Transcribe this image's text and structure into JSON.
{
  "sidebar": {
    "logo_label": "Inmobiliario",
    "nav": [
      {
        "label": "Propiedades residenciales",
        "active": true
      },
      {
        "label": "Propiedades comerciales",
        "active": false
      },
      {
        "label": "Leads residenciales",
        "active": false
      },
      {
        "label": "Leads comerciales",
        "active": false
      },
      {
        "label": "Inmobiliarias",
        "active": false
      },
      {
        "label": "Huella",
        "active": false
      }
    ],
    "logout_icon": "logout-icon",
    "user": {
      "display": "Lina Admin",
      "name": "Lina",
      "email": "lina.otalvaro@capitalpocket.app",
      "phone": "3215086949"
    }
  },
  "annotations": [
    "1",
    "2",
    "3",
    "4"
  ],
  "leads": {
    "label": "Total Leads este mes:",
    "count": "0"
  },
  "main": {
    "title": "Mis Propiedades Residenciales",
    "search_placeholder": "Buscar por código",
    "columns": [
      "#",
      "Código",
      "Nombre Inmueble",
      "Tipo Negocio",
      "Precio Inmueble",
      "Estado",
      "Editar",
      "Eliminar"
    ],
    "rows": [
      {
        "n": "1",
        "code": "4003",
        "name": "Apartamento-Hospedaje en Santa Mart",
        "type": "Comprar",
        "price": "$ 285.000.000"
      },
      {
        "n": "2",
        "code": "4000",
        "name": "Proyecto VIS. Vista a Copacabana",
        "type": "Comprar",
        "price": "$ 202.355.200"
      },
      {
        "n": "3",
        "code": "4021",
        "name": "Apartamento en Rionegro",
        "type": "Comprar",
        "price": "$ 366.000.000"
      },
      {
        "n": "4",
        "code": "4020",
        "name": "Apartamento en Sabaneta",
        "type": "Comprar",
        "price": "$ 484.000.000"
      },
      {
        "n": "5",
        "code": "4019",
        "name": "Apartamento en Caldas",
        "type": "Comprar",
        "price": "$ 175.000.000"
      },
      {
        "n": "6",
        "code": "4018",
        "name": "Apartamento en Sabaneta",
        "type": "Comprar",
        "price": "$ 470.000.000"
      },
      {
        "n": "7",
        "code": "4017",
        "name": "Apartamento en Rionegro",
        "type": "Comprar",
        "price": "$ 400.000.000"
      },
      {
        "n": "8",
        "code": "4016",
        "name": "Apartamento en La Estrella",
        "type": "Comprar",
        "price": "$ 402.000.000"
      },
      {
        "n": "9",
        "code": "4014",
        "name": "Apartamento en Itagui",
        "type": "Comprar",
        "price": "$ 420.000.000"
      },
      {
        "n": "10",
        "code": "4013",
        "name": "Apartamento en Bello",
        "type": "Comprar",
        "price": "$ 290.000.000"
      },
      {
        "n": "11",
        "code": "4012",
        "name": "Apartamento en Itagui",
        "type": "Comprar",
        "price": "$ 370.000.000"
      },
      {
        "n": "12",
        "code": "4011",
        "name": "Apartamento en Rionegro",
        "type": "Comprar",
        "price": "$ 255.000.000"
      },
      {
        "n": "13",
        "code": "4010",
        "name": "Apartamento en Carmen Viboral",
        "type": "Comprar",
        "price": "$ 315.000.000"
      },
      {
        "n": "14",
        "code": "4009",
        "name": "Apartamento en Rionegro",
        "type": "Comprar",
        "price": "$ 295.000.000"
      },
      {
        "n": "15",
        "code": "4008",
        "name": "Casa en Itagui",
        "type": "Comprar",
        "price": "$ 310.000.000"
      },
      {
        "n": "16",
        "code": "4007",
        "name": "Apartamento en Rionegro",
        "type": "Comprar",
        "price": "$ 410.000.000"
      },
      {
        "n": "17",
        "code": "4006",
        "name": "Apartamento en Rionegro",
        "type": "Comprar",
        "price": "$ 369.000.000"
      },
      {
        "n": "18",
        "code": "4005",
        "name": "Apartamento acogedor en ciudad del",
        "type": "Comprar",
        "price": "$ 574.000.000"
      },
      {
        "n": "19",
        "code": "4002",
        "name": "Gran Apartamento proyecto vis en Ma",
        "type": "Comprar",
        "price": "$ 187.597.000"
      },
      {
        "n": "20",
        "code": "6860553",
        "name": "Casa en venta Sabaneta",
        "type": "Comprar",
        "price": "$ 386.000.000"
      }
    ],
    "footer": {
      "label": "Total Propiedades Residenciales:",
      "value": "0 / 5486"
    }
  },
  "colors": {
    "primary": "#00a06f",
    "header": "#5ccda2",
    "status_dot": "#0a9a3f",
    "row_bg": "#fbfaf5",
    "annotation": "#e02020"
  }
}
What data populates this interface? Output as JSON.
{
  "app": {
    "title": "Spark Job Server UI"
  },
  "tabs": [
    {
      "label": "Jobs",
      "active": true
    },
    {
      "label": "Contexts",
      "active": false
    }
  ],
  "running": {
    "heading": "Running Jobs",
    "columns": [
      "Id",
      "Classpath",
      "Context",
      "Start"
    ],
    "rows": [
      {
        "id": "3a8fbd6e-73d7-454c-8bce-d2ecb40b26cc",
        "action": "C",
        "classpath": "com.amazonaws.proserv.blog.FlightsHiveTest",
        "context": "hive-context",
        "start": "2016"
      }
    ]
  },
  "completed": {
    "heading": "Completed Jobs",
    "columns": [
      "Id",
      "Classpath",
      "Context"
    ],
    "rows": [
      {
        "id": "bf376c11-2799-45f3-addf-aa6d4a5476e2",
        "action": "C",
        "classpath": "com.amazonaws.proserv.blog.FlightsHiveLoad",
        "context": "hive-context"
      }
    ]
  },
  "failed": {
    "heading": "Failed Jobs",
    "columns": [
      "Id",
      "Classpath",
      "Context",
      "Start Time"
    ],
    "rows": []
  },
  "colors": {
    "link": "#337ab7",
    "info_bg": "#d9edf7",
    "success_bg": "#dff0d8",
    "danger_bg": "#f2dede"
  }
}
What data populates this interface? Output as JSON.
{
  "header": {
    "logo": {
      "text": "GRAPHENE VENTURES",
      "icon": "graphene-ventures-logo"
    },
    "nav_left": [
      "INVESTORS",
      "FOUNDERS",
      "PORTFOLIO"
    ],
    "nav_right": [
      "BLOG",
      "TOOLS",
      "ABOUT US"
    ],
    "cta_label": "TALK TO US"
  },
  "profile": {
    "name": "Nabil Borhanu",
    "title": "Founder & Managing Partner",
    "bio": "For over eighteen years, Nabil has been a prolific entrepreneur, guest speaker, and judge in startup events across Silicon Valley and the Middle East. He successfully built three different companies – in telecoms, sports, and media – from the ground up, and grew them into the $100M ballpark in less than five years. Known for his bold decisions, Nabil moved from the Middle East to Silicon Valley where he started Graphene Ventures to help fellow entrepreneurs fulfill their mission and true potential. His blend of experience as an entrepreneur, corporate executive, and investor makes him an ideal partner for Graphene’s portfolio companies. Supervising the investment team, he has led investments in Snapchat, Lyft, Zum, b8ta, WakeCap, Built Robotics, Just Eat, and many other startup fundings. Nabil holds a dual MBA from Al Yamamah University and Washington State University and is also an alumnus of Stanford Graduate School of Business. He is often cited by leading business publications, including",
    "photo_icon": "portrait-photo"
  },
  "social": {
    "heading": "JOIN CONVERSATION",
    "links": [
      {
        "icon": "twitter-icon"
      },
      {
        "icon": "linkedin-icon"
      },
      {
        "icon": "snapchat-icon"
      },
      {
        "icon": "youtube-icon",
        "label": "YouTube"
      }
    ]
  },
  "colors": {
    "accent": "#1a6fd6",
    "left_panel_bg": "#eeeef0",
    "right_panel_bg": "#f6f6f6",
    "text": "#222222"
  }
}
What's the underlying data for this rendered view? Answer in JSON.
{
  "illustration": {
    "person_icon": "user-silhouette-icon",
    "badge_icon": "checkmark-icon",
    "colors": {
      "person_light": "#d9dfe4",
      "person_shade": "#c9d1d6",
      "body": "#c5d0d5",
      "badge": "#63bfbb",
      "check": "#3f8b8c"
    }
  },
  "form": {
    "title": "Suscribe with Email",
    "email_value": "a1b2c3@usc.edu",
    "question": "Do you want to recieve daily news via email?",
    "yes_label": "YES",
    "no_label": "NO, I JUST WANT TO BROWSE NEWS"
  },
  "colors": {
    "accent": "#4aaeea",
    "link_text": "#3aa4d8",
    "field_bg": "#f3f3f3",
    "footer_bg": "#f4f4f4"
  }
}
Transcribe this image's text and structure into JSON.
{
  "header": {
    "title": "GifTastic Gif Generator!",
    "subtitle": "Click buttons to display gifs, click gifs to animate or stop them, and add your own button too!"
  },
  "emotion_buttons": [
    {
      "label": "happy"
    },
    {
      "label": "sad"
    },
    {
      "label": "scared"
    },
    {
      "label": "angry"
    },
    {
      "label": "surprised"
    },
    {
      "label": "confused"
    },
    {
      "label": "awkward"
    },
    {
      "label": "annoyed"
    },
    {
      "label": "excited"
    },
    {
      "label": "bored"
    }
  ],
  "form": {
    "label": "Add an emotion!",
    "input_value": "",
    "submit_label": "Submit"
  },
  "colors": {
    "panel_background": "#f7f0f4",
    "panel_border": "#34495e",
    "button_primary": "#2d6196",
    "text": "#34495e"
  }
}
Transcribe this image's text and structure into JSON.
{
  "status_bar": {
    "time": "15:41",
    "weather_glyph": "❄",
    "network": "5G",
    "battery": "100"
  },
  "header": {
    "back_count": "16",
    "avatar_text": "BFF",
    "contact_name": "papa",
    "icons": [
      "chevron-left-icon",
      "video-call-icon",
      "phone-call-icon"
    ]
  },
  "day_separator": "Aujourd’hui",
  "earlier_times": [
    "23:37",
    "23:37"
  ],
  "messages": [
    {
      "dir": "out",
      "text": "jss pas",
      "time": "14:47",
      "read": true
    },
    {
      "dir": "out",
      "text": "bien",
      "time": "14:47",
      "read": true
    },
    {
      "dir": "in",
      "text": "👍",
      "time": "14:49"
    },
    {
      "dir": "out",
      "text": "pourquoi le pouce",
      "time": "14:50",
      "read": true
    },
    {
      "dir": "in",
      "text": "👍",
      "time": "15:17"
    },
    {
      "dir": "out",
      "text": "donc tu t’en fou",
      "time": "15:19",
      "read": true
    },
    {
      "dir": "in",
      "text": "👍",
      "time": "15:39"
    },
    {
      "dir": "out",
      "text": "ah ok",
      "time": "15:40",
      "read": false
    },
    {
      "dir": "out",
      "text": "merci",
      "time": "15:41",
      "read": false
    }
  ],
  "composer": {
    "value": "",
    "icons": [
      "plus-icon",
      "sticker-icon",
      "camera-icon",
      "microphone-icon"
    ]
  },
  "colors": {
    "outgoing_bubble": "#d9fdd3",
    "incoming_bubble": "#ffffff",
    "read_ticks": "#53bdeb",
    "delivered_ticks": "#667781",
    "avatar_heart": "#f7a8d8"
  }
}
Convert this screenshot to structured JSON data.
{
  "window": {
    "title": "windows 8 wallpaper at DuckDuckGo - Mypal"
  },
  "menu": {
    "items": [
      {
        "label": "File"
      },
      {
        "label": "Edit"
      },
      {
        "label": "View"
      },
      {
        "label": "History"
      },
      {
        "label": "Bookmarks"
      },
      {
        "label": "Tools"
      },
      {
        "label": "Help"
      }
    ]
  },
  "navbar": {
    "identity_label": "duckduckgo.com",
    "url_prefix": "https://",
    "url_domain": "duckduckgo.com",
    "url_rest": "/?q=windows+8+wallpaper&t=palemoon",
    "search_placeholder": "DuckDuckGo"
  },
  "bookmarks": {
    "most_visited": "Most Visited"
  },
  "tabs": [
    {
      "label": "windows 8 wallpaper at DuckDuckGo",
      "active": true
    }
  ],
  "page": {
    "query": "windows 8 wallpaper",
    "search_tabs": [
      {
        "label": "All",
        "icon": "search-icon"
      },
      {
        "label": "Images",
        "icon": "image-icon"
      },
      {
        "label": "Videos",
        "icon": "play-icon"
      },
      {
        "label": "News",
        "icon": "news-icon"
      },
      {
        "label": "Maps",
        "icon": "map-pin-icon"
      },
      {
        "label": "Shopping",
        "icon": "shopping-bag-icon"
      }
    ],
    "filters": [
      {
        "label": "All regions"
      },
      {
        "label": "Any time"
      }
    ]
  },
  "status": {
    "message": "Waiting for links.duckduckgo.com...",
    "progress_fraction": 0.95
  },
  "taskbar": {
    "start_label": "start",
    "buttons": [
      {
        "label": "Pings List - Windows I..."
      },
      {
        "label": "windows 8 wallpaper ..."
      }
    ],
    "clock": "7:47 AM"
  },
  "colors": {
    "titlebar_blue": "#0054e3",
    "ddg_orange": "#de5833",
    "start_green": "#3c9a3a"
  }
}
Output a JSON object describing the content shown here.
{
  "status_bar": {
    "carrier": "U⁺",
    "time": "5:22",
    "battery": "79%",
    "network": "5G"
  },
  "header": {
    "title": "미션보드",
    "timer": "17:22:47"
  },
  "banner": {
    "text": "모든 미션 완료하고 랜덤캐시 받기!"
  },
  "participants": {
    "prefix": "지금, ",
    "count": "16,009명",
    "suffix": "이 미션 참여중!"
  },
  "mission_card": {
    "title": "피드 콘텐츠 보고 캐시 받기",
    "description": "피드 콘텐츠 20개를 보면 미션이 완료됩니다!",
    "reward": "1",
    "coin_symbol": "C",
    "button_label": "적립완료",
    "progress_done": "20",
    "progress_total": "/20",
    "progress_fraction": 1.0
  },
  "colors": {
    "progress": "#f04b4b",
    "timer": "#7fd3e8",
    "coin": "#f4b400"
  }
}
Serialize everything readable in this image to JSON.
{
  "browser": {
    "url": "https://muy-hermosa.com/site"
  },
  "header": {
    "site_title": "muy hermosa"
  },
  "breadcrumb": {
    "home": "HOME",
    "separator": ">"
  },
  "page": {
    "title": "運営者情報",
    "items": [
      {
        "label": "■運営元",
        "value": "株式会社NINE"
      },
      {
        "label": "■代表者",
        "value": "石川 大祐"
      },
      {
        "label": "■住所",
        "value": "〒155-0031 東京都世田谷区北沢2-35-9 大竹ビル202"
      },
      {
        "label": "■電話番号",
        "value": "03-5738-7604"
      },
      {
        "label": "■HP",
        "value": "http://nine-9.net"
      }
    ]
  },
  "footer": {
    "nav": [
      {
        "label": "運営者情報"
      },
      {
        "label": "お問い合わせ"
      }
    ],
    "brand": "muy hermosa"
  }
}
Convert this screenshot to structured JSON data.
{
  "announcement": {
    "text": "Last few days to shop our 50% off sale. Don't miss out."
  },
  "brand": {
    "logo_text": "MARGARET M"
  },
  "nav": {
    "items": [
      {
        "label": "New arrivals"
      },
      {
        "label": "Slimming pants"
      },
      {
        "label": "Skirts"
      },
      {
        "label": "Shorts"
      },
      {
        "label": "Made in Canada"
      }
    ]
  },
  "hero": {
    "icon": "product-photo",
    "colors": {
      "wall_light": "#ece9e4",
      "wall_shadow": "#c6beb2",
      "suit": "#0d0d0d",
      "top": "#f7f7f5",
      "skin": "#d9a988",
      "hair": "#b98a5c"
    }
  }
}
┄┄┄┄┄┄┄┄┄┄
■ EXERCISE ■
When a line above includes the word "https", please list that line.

■ WRITTEN REPLY ■
    "url_prefix": "https://",
    "url": "https://muy-hermosa.com/site"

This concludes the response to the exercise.